Problem statement –
Only the text of the records belongs in the answer; the pictures must be dropped.
***
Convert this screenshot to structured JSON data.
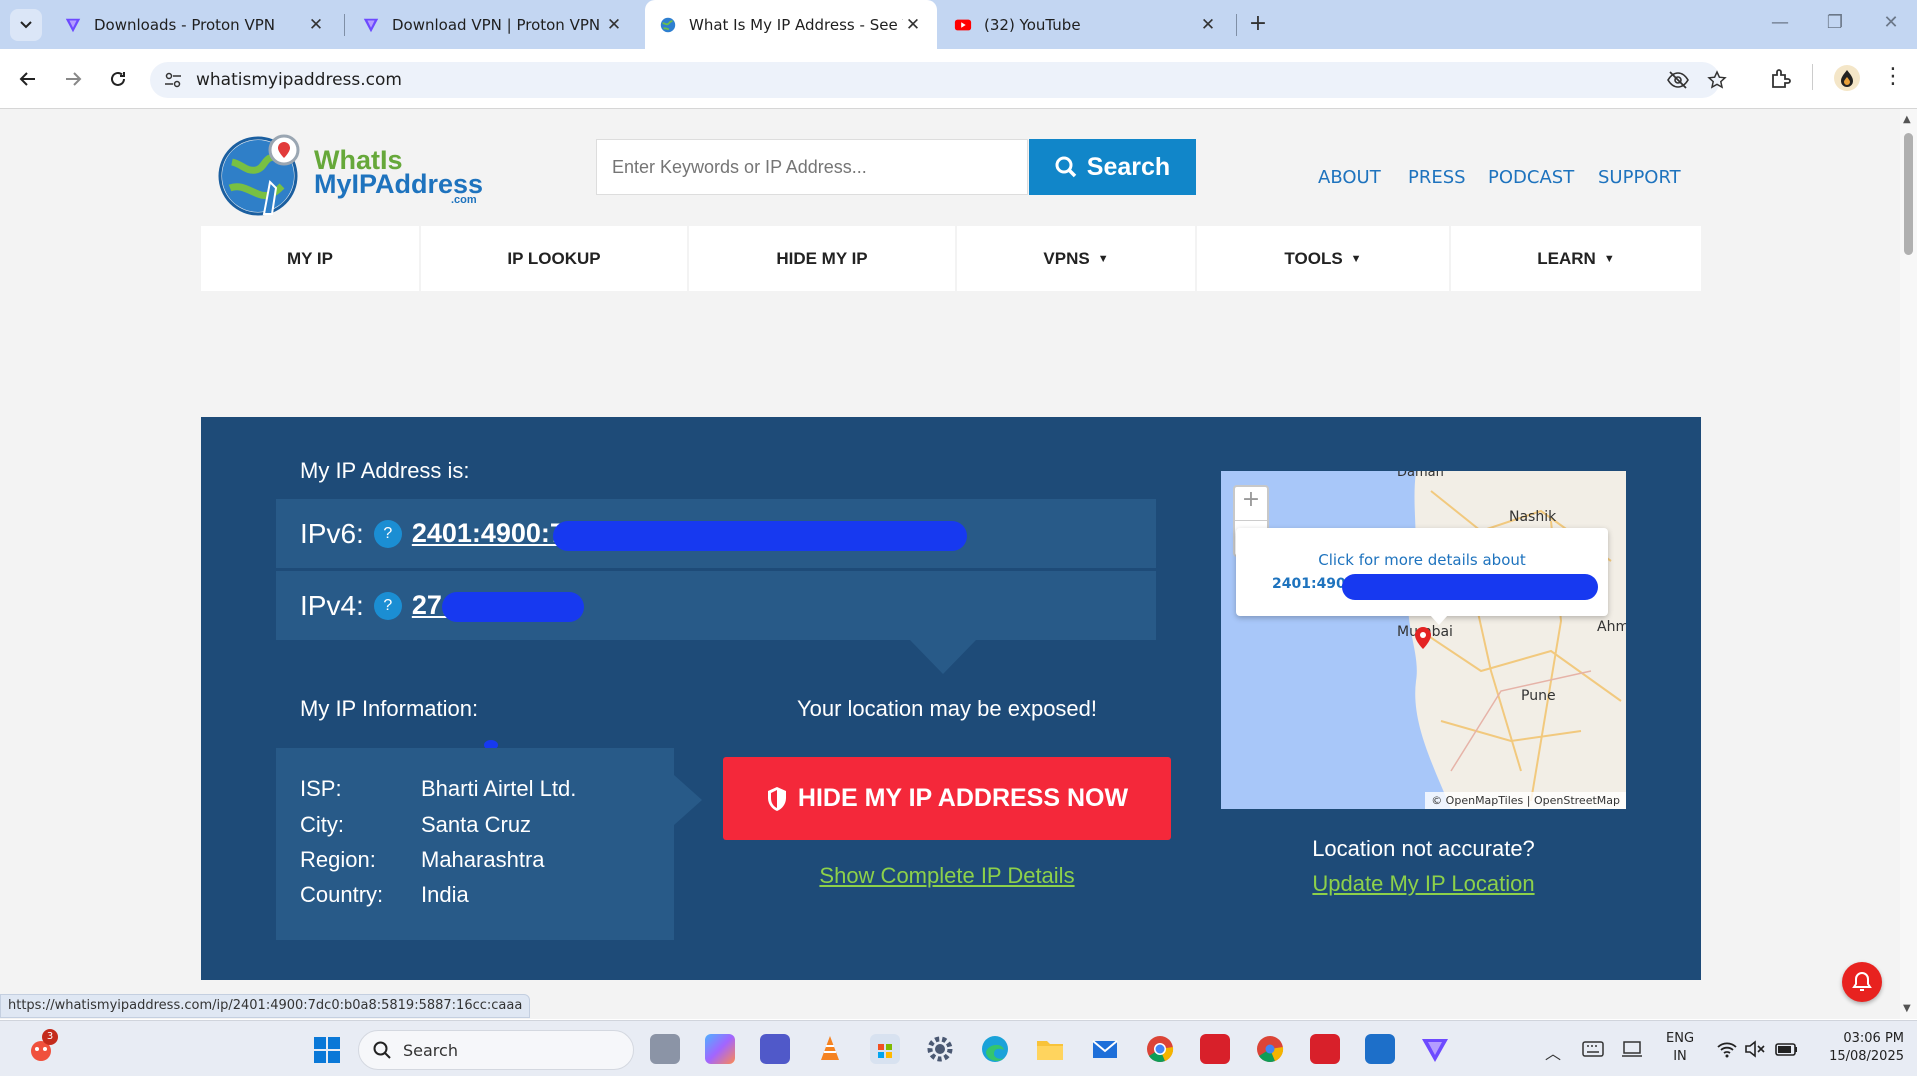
{
  "browser": {
    "tabs": [
      {
        "title": "Downloads - Proton VPN"
      },
      {
        "title": "Download VPN | Proton VPN"
      },
      {
        "title": "What Is My IP Address - See Yo"
      },
      {
        "title": "(32) YouTube"
      }
    ],
    "url": "whatismyipaddress.com",
    "status_url": "https://whatismyipaddress.com/ip/2401:4900:7dc0:b0a8:5819:5887:16cc:caaa",
    "colors": {
      "tabstrip": "#c3d6f2",
      "omnibox": "#edf2fa"
    }
  },
  "site": {
    "logo": {
      "line1": "WhatIs",
      "line2": "MyIPAddress",
      "suffix": ".com"
    },
    "search": {
      "placeholder": "Enter Keywords or IP Address...",
      "button": "Search"
    },
    "toplinks": [
      "ABOUT",
      "PRESS",
      "PODCAST",
      "SUPPORT"
    ],
    "nav": [
      "MY IP",
      "IP LOOKUP",
      "HIDE MY IP",
      "VPNS",
      "TOOLS",
      "LEARN"
    ],
    "dropdown_arrow": "▼",
    "panel": {
      "heading": "My IP Address is:",
      "ipv6_label": "IPv6:",
      "ipv6_value": "2401:4900:7dc0:b0a8:5819:5887:16",
      "ipv4_label": "IPv4:",
      "ipv4_value": "27.",
      "info_heading": "My IP Information:",
      "info": [
        {
          "label": "ISP:",
          "value": "Bharti Airtel Ltd."
        },
        {
          "label": "City:",
          "value": "Santa Cruz"
        },
        {
          "label": "Region:",
          "value": "Maharashtra"
        },
        {
          "label": "Country:",
          "value": "India"
        }
      ],
      "exposed_text": "Your location may be exposed!",
      "hide_button": "HIDE MY IP ADDRESS NOW",
      "details_link": "Show Complete IP Details",
      "map": {
        "popup_text": "Click for more details about",
        "popup_ip": "2401:490",
        "cities": [
          "Daman",
          "Nashik",
          "Mumbai",
          "Pune",
          "Ahm"
        ],
        "attribution": "© OpenMapTiles | OpenStreetMap",
        "zoom_in": "+",
        "zoom_out": "−"
      },
      "not_accurate": "Location not accurate?",
      "update_link": "Update My IP Location"
    },
    "colors": {
      "panel": "#1e4b78",
      "accent_blue": "#1e73be",
      "hide_red": "#f4283a",
      "link_green": "#8dd14a"
    }
  },
  "taskbar": {
    "search": "Search",
    "lang1": "ENG",
    "lang2": "IN",
    "time": "03:06 PM",
    "date": "15/08/2025",
    "notification_count": "3"
  }
}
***
Solution below –
Convert this screenshot to structured JSON data.
{
  "browser": {
    "tabs": [
      {
        "title": "Downloads - Proton VPN"
      },
      {
        "title": "Download VPN | Proton VPN"
      },
      {
        "title": "What Is My IP Address - See Yo"
      },
      {
        "title": "(32) YouTube"
      }
    ],
    "url": "whatismyipaddress.com",
    "status_url": "https://whatismyipaddress.com/ip/2401:4900:7dc0:b0a8:5819:5887:16cc:caaa",
    "colors": {
      "tabstrip": "#c3d6f2",
      "omnibox": "#edf2fa"
    }
  },
  "site": {
    "logo": {
      "line1": "WhatIs",
      "line2": "MyIPAddress",
      "suffix": ".com"
    },
    "search": {
      "placeholder": "Enter Keywords or IP Address...",
      "button": "Search"
    },
    "toplinks": [
      "ABOUT",
      "PRESS",
      "PODCAST",
      "SUPPORT"
    ],
    "nav": [
      "MY IP",
      "IP LOOKUP",
      "HIDE MY IP",
      "VPNS",
      "TOOLS",
      "LEARN"
    ],
    "dropdown_arrow": "▼",
    "panel": {
      "heading": "My IP Address is:",
      "ipv6_label": "IPv6:",
      "ipv6_value": "2401:4900:7dc0:b0a8:5819:5887:16",
      "ipv4_label": "IPv4:",
      "ipv4_value": "27.",
      "info_heading": "My IP Information:",
      "info": [
        {
          "label": "ISP:",
          "value": "Bharti Airtel Ltd."
        },
        {
          "label": "City:",
          "value": "Santa Cruz"
        },
        {
          "label": "Region:",
          "value": "Maharashtra"
        },
        {
          "label": "Country:",
          "value": "India"
        }
      ],
      "exposed_text": "Your location may be exposed!",
      "hide_button": "HIDE MY IP ADDRESS NOW",
      "details_link": "Show Complete IP Details",
      "map": {
        "popup_text": "Click for more details about",
        "popup_ip": "2401:490",
        "cities": [
          "Daman",
          "Nashik",
          "Mumbai",
          "Pune",
          "Ahm"
        ],
        "attribution": "© OpenMapTiles | OpenStreetMap",
        "zoom_in": "+",
        "zoom_out": "−"
      },
      "not_accurate": "Location not accurate?",
      "update_link": "Update My IP Location"
    },
    "colors": {
      "panel": "#1e4b78",
      "accent_blue": "#1e73be",
      "hide_red": "#f4283a",
      "link_green": "#8dd14a"
    }
  },
  "taskbar": {
    "search": "Search",
    "lang1": "ENG",
    "lang2": "IN",
    "time": "03:06 PM",
    "date": "15/08/2025",
    "notification_count": "3"
  }
}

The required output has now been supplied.